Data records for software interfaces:
== Segment start ==

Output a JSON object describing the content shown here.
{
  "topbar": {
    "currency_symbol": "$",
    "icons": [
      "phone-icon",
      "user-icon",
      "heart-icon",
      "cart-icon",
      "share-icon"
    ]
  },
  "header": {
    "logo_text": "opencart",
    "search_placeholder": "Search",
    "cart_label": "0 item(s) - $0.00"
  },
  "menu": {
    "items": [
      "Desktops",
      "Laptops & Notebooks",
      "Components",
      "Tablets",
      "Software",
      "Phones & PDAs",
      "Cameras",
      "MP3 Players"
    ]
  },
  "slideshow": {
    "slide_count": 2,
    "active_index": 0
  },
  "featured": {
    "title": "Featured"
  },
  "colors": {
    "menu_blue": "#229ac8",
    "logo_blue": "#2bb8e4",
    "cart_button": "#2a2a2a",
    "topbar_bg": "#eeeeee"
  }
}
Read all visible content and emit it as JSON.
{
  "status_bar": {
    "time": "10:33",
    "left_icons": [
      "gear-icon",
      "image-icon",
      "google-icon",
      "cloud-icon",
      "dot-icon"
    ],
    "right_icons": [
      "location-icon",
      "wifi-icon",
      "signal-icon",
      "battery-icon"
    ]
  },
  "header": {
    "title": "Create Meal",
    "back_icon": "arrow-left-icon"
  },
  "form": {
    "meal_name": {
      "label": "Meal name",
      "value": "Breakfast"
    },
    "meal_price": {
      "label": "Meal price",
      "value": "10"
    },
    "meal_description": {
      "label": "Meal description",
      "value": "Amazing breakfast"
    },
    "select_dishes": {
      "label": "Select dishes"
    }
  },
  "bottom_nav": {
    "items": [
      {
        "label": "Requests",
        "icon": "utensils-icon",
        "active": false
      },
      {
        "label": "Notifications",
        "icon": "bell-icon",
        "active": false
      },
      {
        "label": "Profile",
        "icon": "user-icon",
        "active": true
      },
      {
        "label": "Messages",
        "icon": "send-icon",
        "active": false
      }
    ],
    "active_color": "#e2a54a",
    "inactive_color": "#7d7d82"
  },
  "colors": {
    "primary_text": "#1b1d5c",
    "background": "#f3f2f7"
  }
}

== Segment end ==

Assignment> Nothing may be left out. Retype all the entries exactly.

Exercise answer>
Output a JSON object describing the content shown here.
{
  "topbar": {
    "currency_symbol": "$",
    "icons": [
      "phone-icon",
      "user-icon",
      "heart-icon",
      "cart-icon",
      "share-icon"
    ]
  },
  "header": {
    "logo_text": "opencart",
    "search_placeholder": "Search",
    "cart_label": "0 item(s) - $0.00"
  },
  "menu": {
    "items": [
      "Desktops",
      "Laptops & Notebooks",
      "Components",
      "Tablets",
      "Software",
      "Phones & PDAs",
      "Cameras",
      "MP3 Players"
    ]
  },
  "slideshow": {
    "slide_count": 2,
    "active_index": 0
  },
  "featured": {
    "title": "Featured"
  },
  "colors": {
    "menu_blue": "#229ac8",
    "logo_blue": "#2bb8e4",
    "cart_button": "#2a2a2a",
    "topbar_bg": "#eeeeee"
  }
}
Read all visible content and emit it as JSON.
{
  "status_bar": {
    "time": "10:33",
    "left_icons": [
      "gear-icon",
      "image-icon",
      "google-icon",
      "cloud-icon",
      "dot-icon"
    ],
    "right_icons": [
      "location-icon",
      "wifi-icon",
      "signal-icon",
      "battery-icon"
    ]
  },
  "header": {
    "title": "Create Meal",
    "back_icon": "arrow-left-icon"
  },
  "form": {
    "meal_name": {
      "label": "Meal name",
      "value": "Breakfast"
    },
    "meal_price": {
      "label": "Meal price",
      "value": "10"
    },
    "meal_description": {
      "label": "Meal description",
      "value": "Amazing breakfast"
    },
    "select_dishes": {
      "label": "Select dishes"
    }
  },
  "bottom_nav": {
    "items": [
      {
        "label": "Requests",
        "icon": "utensils-icon",
        "active": false
      },
      {
        "label": "Notifications",
        "icon": "bell-icon",
        "active": false
      },
      {
        "label": "Profile",
        "icon": "user-icon",
        "active": true
      },
      {
        "label": "Messages",
        "icon": "send-icon",
        "active": false
      }
    ],
    "active_color": "#e2a54a",
    "inactive_color": "#7d7d82"
  },
  "colors": {
    "primary_text": "#1b1d5c",
    "background": "#f3f2f7"
  }
}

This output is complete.